• [EXERCISE DIRECTIONS]:
Copy out each line below exactly as it appears.

• [RECORDS FOR THE TASK]:
▬▬▬▬▬▬
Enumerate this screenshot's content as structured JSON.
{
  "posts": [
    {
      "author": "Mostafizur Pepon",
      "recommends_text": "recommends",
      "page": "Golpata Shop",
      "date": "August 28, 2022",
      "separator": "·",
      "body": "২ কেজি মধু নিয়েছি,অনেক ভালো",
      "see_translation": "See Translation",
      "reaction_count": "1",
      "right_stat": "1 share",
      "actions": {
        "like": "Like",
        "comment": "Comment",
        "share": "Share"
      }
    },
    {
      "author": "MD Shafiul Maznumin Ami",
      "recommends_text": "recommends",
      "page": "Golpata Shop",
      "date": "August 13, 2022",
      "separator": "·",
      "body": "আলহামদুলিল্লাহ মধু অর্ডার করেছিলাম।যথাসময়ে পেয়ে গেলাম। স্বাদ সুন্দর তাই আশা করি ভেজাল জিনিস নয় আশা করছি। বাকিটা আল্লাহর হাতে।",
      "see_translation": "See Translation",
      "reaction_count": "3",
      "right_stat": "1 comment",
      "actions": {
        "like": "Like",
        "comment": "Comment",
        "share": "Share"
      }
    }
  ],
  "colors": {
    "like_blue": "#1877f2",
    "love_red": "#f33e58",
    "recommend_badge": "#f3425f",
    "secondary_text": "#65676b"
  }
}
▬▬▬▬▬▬
• [EXERCISE SOLUTION]:
Enumerate this screenshot's content as structured JSON.
{
  "posts": [
    {
      "author": "Mostafizur Pepon",
      "recommends_text": "recommends",
      "page": "Golpata Shop",
      "date": "August 28, 2022",
      "separator": "·",
      "body": "২ কেজি মধু নিয়েছি,অনেক ভালো",
      "see_translation": "See Translation",
      "reaction_count": "1",
      "right_stat": "1 share",
      "actions": {
        "like": "Like",
        "comment": "Comment",
        "share": "Share"
      }
    },
    {
      "author": "MD Shafiul Maznumin Ami",
      "recommends_text": "recommends",
      "page": "Golpata Shop",
      "date": "August 13, 2022",
      "separator": "·",
      "body": "আলহামদুলিল্লাহ মধু অর্ডার করেছিলাম।যথাসময়ে পেয়ে গেলাম। স্বাদ সুন্দর তাই আশা করি ভেজাল জিনিস নয় আশা করছি। বাকিটা আল্লাহর হাতে।",
      "see_translation": "See Translation",
      "reaction_count": "3",
      "right_stat": "1 comment",
      "actions": {
        "like": "Like",
        "comment": "Comment",
        "share": "Share"
      }
    }
  ],
  "colors": {
    "like_blue": "#1877f2",
    "love_red": "#f33e58",
    "recommend_badge": "#f3425f",
    "secondary_text": "#65676b"
  }
}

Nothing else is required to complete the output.